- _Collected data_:
__________________________________________________

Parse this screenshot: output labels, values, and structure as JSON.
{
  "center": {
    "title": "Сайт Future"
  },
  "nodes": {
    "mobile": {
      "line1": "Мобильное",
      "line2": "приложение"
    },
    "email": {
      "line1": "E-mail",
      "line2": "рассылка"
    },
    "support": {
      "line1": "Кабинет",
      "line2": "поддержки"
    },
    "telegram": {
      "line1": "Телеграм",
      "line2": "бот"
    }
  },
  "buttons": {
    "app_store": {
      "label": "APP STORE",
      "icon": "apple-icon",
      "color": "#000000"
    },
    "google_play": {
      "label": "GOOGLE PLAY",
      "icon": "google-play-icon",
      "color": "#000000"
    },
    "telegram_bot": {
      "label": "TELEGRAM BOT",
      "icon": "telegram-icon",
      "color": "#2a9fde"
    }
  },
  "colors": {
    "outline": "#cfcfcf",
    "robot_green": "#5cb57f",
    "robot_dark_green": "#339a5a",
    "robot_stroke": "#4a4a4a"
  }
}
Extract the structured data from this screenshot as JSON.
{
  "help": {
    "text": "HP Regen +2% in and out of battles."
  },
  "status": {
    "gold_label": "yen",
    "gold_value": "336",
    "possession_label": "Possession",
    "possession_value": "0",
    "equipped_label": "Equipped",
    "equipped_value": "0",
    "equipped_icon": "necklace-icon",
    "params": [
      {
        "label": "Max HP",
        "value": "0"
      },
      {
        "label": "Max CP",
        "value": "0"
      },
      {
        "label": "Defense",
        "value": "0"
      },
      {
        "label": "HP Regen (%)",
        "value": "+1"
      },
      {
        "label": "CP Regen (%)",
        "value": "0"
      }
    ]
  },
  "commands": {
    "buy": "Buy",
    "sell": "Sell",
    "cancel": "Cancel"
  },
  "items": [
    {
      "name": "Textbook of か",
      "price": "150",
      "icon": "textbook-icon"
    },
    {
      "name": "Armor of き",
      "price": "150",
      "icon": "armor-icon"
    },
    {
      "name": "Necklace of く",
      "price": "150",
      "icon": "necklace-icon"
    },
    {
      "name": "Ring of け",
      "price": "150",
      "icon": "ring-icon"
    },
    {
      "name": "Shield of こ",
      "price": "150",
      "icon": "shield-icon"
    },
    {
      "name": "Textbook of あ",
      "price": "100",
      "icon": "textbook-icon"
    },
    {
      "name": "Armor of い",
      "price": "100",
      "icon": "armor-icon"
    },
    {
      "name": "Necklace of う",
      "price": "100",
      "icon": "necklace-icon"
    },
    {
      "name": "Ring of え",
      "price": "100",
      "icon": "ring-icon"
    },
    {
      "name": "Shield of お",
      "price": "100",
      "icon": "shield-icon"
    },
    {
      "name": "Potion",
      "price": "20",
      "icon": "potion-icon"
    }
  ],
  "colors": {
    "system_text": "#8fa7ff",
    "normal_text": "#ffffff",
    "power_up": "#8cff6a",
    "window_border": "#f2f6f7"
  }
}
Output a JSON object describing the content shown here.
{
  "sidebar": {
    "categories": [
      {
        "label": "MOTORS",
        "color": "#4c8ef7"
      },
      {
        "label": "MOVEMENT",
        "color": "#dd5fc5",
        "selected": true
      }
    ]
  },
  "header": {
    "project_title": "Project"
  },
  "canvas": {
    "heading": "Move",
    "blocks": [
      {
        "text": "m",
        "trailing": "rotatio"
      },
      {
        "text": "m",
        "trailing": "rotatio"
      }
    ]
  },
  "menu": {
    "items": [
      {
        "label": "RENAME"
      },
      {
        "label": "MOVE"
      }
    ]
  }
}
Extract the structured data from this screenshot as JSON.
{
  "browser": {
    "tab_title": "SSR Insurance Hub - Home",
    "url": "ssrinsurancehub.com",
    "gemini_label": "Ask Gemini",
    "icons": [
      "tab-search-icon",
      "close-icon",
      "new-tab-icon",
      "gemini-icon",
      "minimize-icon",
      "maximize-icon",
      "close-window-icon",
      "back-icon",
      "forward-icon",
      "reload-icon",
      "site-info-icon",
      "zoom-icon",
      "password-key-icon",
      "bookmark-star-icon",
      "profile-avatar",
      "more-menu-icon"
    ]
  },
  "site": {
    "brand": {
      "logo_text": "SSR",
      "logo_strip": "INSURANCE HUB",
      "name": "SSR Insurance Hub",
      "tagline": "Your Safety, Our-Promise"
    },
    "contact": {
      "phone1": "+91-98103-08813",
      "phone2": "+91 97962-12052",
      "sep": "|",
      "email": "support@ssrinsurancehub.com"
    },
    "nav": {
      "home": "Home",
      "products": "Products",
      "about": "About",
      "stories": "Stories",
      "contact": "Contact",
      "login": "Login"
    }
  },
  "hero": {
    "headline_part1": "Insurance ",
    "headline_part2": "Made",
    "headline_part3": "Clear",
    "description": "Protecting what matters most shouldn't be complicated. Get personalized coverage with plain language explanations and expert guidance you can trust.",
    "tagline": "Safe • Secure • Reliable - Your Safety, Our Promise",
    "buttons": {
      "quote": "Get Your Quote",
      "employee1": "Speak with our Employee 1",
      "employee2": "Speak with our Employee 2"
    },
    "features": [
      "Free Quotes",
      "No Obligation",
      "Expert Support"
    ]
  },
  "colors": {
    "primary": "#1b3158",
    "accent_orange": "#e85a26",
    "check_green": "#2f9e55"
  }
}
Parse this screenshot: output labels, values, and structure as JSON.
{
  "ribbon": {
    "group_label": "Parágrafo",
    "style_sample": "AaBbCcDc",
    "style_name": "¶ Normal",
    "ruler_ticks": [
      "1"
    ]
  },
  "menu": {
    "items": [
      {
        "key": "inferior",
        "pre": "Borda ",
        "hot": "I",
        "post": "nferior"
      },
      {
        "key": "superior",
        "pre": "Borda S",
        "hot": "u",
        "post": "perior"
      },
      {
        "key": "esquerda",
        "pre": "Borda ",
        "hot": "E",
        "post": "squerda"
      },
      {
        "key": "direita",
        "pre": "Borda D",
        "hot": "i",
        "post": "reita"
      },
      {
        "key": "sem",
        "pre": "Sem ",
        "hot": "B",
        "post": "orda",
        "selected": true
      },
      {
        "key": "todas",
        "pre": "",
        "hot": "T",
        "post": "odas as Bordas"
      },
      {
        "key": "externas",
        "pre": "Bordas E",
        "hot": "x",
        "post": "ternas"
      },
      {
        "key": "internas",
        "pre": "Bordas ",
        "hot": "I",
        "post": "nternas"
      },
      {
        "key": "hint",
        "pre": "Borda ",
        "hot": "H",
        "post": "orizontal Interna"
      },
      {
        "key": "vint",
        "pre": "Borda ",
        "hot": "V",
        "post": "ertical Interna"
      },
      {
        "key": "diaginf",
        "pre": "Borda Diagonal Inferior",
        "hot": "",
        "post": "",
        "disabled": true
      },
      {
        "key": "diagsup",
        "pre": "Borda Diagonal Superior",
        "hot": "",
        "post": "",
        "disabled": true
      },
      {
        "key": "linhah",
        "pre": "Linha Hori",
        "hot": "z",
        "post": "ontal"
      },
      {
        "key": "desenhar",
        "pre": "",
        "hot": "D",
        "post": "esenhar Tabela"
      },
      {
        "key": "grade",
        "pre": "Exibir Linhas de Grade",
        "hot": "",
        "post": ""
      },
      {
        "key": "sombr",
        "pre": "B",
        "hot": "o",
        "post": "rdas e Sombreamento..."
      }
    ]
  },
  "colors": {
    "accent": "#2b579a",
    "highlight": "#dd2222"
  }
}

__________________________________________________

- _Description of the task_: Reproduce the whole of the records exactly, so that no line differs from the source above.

- _Answer to the problem_:
Parse this screenshot: output labels, values, and structure as JSON.
{
  "center": {
    "title": "Сайт Future"
  },
  "nodes": {
    "mobile": {
      "line1": "Мобильное",
      "line2": "приложение"
    },
    "email": {
      "line1": "E-mail",
      "line2": "рассылка"
    },
    "support": {
      "line1": "Кабинет",
      "line2": "поддержки"
    },
    "telegram": {
      "line1": "Телеграм",
      "line2": "бот"
    }
  },
  "buttons": {
    "app_store": {
      "label": "APP STORE",
      "icon": "apple-icon",
      "color": "#000000"
    },
    "google_play": {
      "label": "GOOGLE PLAY",
      "icon": "google-play-icon",
      "color": "#000000"
    },
    "telegram_bot": {
      "label": "TELEGRAM BOT",
      "icon": "telegram-icon",
      "color": "#2a9fde"
    }
  },
  "colors": {
    "outline": "#cfcfcf",
    "robot_green": "#5cb57f",
    "robot_dark_green": "#339a5a",
    "robot_stroke": "#4a4a4a"
  }
}
Extract the structured data from this screenshot as JSON.
{
  "help": {
    "text": "HP Regen +2% in and out of battles."
  },
  "status": {
    "gold_label": "yen",
    "gold_value": "336",
    "possession_label": "Possession",
    "possession_value": "0",
    "equipped_label": "Equipped",
    "equipped_value": "0",
    "equipped_icon": "necklace-icon",
    "params": [
      {
        "label": "Max HP",
        "value": "0"
      },
      {
        "label": "Max CP",
        "value": "0"
      },
      {
        "label": "Defense",
        "value": "0"
      },
      {
        "label": "HP Regen (%)",
        "value": "+1"
      },
      {
        "label": "CP Regen (%)",
        "value": "0"
      }
    ]
  },
  "commands": {
    "buy": "Buy",
    "sell": "Sell",
    "cancel": "Cancel"
  },
  "items": [
    {
      "name": "Textbook of か",
      "price": "150",
      "icon": "textbook-icon"
    },
    {
      "name": "Armor of き",
      "price": "150",
      "icon": "armor-icon"
    },
    {
      "name": "Necklace of く",
      "price": "150",
      "icon": "necklace-icon"
    },
    {
      "name": "Ring of け",
      "price": "150",
      "icon": "ring-icon"
    },
    {
      "name": "Shield of こ",
      "price": "150",
      "icon": "shield-icon"
    },
    {
      "name": "Textbook of あ",
      "price": "100",
      "icon": "textbook-icon"
    },
    {
      "name": "Armor of い",
      "price": "100",
      "icon": "armor-icon"
    },
    {
      "name": "Necklace of う",
      "price": "100",
      "icon": "necklace-icon"
    },
    {
      "name": "Ring of え",
      "price": "100",
      "icon": "ring-icon"
    },
    {
      "name": "Shield of お",
      "price": "100",
      "icon": "shield-icon"
    },
    {
      "name": "Potion",
      "price": "20",
      "icon": "potion-icon"
    }
  ],
  "colors": {
    "system_text": "#8fa7ff",
    "normal_text": "#ffffff",
    "power_up": "#8cff6a",
    "window_border": "#f2f6f7"
  }
}
Output a JSON object describing the content shown here.
{
  "sidebar": {
    "categories": [
      {
        "label": "MOTORS",
        "color": "#4c8ef7"
      },
      {
        "label": "MOVEMENT",
        "color": "#dd5fc5",
        "selected": true
      }
    ]
  },
  "header": {
    "project_title": "Project"
  },
  "canvas": {
    "heading": "Move",
    "blocks": [
      {
        "text": "m",
        "trailing": "rotatio"
      },
      {
        "text": "m",
        "trailing": "rotatio"
      }
    ]
  },
  "menu": {
    "items": [
      {
        "label": "RENAME"
      },
      {
        "label": "MOVE"
      }
    ]
  }
}
Extract the structured data from this screenshot as JSON.
{
  "browser": {
    "tab_title": "SSR Insurance Hub - Home",
    "url": "ssrinsurancehub.com",
    "gemini_label": "Ask Gemini",
    "icons": [
      "tab-search-icon",
      "close-icon",
      "new-tab-icon",
      "gemini-icon",
      "minimize-icon",
      "maximize-icon",
      "close-window-icon",
      "back-icon",
      "forward-icon",
      "reload-icon",
      "site-info-icon",
      "zoom-icon",
      "password-key-icon",
      "bookmark-star-icon",
      "profile-avatar",
      "more-menu-icon"
    ]
  },
  "site": {
    "brand": {
      "logo_text": "SSR",
      "logo_strip": "INSURANCE HUB",
      "name": "SSR Insurance Hub",
      "tagline": "Your Safety, Our-Promise"
    },
    "contact": {
      "phone1": "+91-98103-08813",
      "phone2": "+91 97962-12052",
      "sep": "|",
      "email": "support@ssrinsurancehub.com"
    },
    "nav": {
      "home": "Home",
      "products": "Products",
      "about": "About",
      "stories": "Stories",
      "contact": "Contact",
      "login": "Login"
    }
  },
  "hero": {
    "headline_part1": "Insurance ",
    "headline_part2": "Made",
    "headline_part3": "Clear",
    "description": "Protecting what matters most shouldn't be complicated. Get personalized coverage with plain language explanations and expert guidance you can trust.",
    "tagline": "Safe • Secure • Reliable - Your Safety, Our Promise",
    "buttons": {
      "quote": "Get Your Quote",
      "employee1": "Speak with our Employee 1",
      "employee2": "Speak with our Employee 2"
    },
    "features": [
      "Free Quotes",
      "No Obligation",
      "Expert Support"
    ]
  },
  "colors": {
    "primary": "#1b3158",
    "accent_orange": "#e85a26",
    "check_green": "#2f9e55"
  }
}
Parse this screenshot: output labels, values, and structure as JSON.
{
  "ribbon": {
    "group_label": "Parágrafo",
    "style_sample": "AaBbCcDc",
    "style_name": "¶ Normal",
    "ruler_ticks": [
      "1"
    ]
  },
  "menu": {
    "items": [
      {
        "key": "inferior",
        "pre": "Borda ",
        "hot": "I",
        "post": "nferior"
      },
      {
        "key": "superior",
        "pre": "Borda S",
        "hot": "u",
        "post": "perior"
      },
      {
        "key": "esquerda",
        "pre": "Borda ",
        "hot": "E",
        "post": "squerda"
      },
      {
        "key": "direita",
        "pre": "Borda D",
        "hot": "i",
        "post": "reita"
      },
      {
        "key": "sem",
        "pre": "Sem ",
        "hot": "B",
        "post": "orda",
        "selected": true
      },
      {
        "key": "todas",
        "pre": "",
        "hot": "T",
        "post": "odas as Bordas"
      },
      {
        "key": "externas",
        "pre": "Bordas E",
        "hot": "x",
        "post": "ternas"
      },
      {
        "key": "internas",
        "pre": "Bordas ",
        "hot": "I",
        "post": "nternas"
      },
      {
        "key": "hint",
        "pre": "Borda ",
        "hot": "H",
        "post": "orizontal Interna"
      },
      {
        "key": "vint",
        "pre": "Borda ",
        "hot": "V",
        "post": "ertical Interna"
      },
      {
        "key": "diaginf",
        "pre": "Borda Diagonal Inferior",
        "hot": "",
        "post": "",
        "disabled": true
      },
      {
        "key": "diagsup",
        "pre": "Borda Diagonal Superior",
        "hot": "",
        "post": "",
        "disabled": true
      },
      {
        "key": "linhah",
        "pre": "Linha Hori",
        "hot": "z",
        "post": "ontal"
      },
      {
        "key": "desenhar",
        "pre": "",
        "hot": "D",
        "post": "esenhar Tabela"
      },
      {
        "key": "grade",
        "pre": "Exibir Linhas de Grade",
        "hot": "",
        "post": ""
      },
      {
        "key": "sombr",
        "pre": "B",
        "hot": "o",
        "post": "rdas e Sombreamento..."
      }
    ]
  },
  "colors": {
    "accent": "#2b579a",
    "highlight": "#dd2222"
  }
}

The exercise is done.